Background image of page 1

Info iconThis preview has intentionally blurred sections. Sign up to view the full version.

View Full DocumentRight Arrow Icon
Properties of Gases • Gases are described in terms of four properties: pressure ( P ), volume ( V ), temperature ( T ), and amount ( n ).
Background image of page 2
Boyle’s Law Boyle’s law states that • the pressure of a gas is inversely related to its volume when T and n are constant • if the pressure ( P ) increases, then the volume ( V ) decreases P 1 V 1 = P 2 V 2
Background image of page 3

Info iconThis preview has intentionally blurred sections. Sign up to view the full version.

View Full DocumentRight Arrow Icon
Charles’s Law In Charles’s law , • the Kelvin temperature of a gas is directly related to the volume P and n are constant • when the temperature of a gas increases, its volume increases
Background image of page 4
• For two conditions, Charles’s law is written V 1 = V 2 ( P and n constant) T 1 T 2 • Rearranging Charles’s law to solve for V 2 gives T 2 x V 1 = V 2 x T 2 T 1 T 2 V 2 = V 1 x T 2 T 1 Charles’s Law: V and T
Background image of page 5

Info iconThis preview has intentionally blurred sections. Sign up to view the full version.

View Full DocumentRight Arrow Icon
Learning Check Solve Charles’s law expression for T 2 . V 1 = V 2 T 1 T 2
Background image of page 6
temperature drops to 0 °C, what is the new volume of the balloon ( P constant)? Calculations Using Charles’s Law
Background image of page 7

Info iconThis preview has intentionally blurred sections. Sign up to view the full version.

View Full DocumentRight Arrow Icon
Image of page 8
This is the end of the preview. Sign up to access the rest of the document.

This note was uploaded on 01/18/2012 for the course CHEM 120A taught by Professor Leahmiller during the Fall '11 term at University of Washington.

Page1 / 33

Lecture_22_110811 - Lecture 22: Gas Laws Goals: Examine the...

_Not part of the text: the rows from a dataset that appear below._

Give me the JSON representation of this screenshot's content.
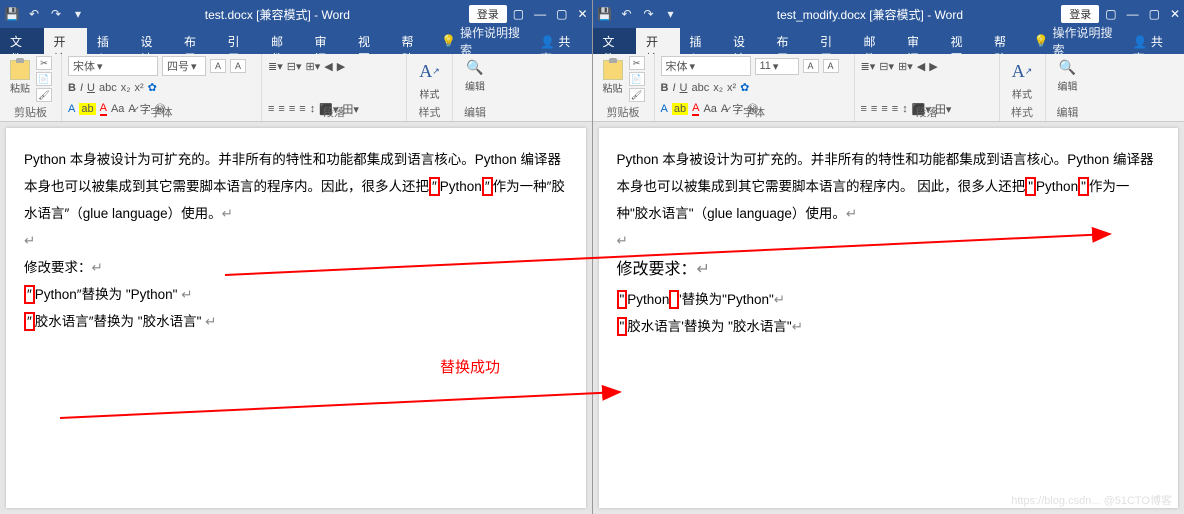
{
  "left": {
    "title": "test.docx [兼容模式] - Word",
    "login": "登录",
    "tabs": {
      "file": "文件",
      "start": "开始",
      "insert": "插入",
      "design": "设计",
      "layout": "布局",
      "ref": "引用",
      "mail": "邮件",
      "review": "审阅",
      "view": "视图",
      "help": "帮助",
      "search": "操作说明搜索",
      "share": "共享"
    },
    "ribbon": {
      "paste": "粘贴",
      "clipboard": "剪贴板",
      "font_name": "宋体",
      "font_size": "四号",
      "font_group": "字体",
      "para_group": "段落",
      "style_group": "样式",
      "style_label": "样式",
      "edit_group": "编辑",
      "edit_label": "编辑"
    },
    "doc": {
      "p1_a": "Python 本身被设计为可扩充的。并非所有的特性和功能都集成到语言核心。Python 编译器本身也可以被集成到其它需要脚本语言的程序内。因此，很多人还把",
      "p1_q1": "″",
      "p1_py": "Python",
      "p1_q2": "″",
      "p1_b": "作为一种″胶水语言″（glue language）使用。",
      "h2": "修改要求：",
      "l1_a": "″",
      "l1_b": "Python″替换为 \"Python\" ",
      "l2_a": "″",
      "l2_b": "胶水语言″替换为  \"胶水语言\" "
    }
  },
  "right": {
    "title": "test_modify.docx [兼容模式] - Word",
    "login": "登录",
    "tabs": {
      "file": "文件",
      "start": "开始",
      "insert": "插入",
      "design": "设计",
      "layout": "布局",
      "ref": "引用",
      "mail": "邮件",
      "review": "审阅",
      "view": "视图",
      "help": "帮助",
      "search": "操作说明搜索",
      "share": "共享"
    },
    "ribbon": {
      "paste": "粘贴",
      "clipboard": "剪贴板",
      "font_name": "宋体",
      "font_size": "11",
      "font_group": "字体",
      "para_group": "段落",
      "style_group": "样式",
      "style_label": "样式",
      "edit_group": "编辑",
      "edit_label": "编辑"
    },
    "doc": {
      "p1_a": "Python 本身被设计为可扩充的。并非所有的特性和功能都集成到语言核心。Python 编译器本身也可以被集成到其它需要脚本语言的程序内。 因此，很多人还把",
      "p1_q1": "\"",
      "p1_py": "Python",
      "p1_q2": "\"",
      "p1_b": "作为一种\"胶水语言\"（glue language）使用。",
      "h2": "修改要求：",
      "l1_a": "\"",
      "l1_py": "Python",
      "l1_b": "'替换为\"Python\"",
      "l2_a": "\"",
      "l2_b": "胶水语言'替换为 \"胶水语言\""
    }
  },
  "annotation": {
    "success": "替换成功"
  },
  "watermark": "https://blog.csdn... @51CTO博客"
}
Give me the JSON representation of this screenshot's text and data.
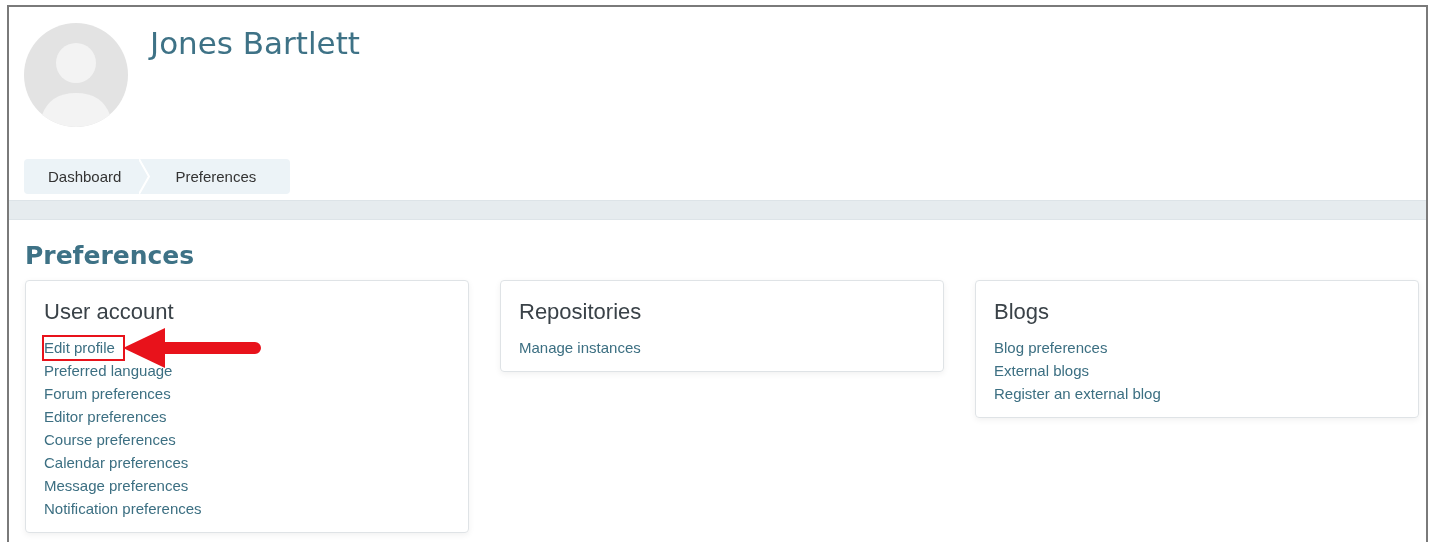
{
  "user": {
    "name": "Jones Bartlett"
  },
  "breadcrumb": [
    {
      "label": "Dashboard"
    },
    {
      "label": "Preferences"
    }
  ],
  "page_title": "Preferences",
  "cards": [
    {
      "title": "User account",
      "links": [
        {
          "label": "Edit profile",
          "highlighted": true
        },
        {
          "label": "Preferred language",
          "highlighted": false
        },
        {
          "label": "Forum preferences",
          "highlighted": false
        },
        {
          "label": "Editor preferences",
          "highlighted": false
        },
        {
          "label": "Course preferences",
          "highlighted": false
        },
        {
          "label": "Calendar preferences",
          "highlighted": false
        },
        {
          "label": "Message preferences",
          "highlighted": false
        },
        {
          "label": "Notification preferences",
          "highlighted": false
        }
      ]
    },
    {
      "title": "Repositories",
      "links": [
        {
          "label": "Manage instances",
          "highlighted": false
        }
      ]
    },
    {
      "title": "Blogs",
      "links": [
        {
          "label": "Blog preferences",
          "highlighted": false
        },
        {
          "label": "External blogs",
          "highlighted": false
        },
        {
          "label": "Register an external blog",
          "highlighted": false
        }
      ]
    }
  ]
}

This preview shows document pages 1 - 8. Sign up to view the full document.

View Full Document Right Arrow Icon
Ask a homework question - tutors are online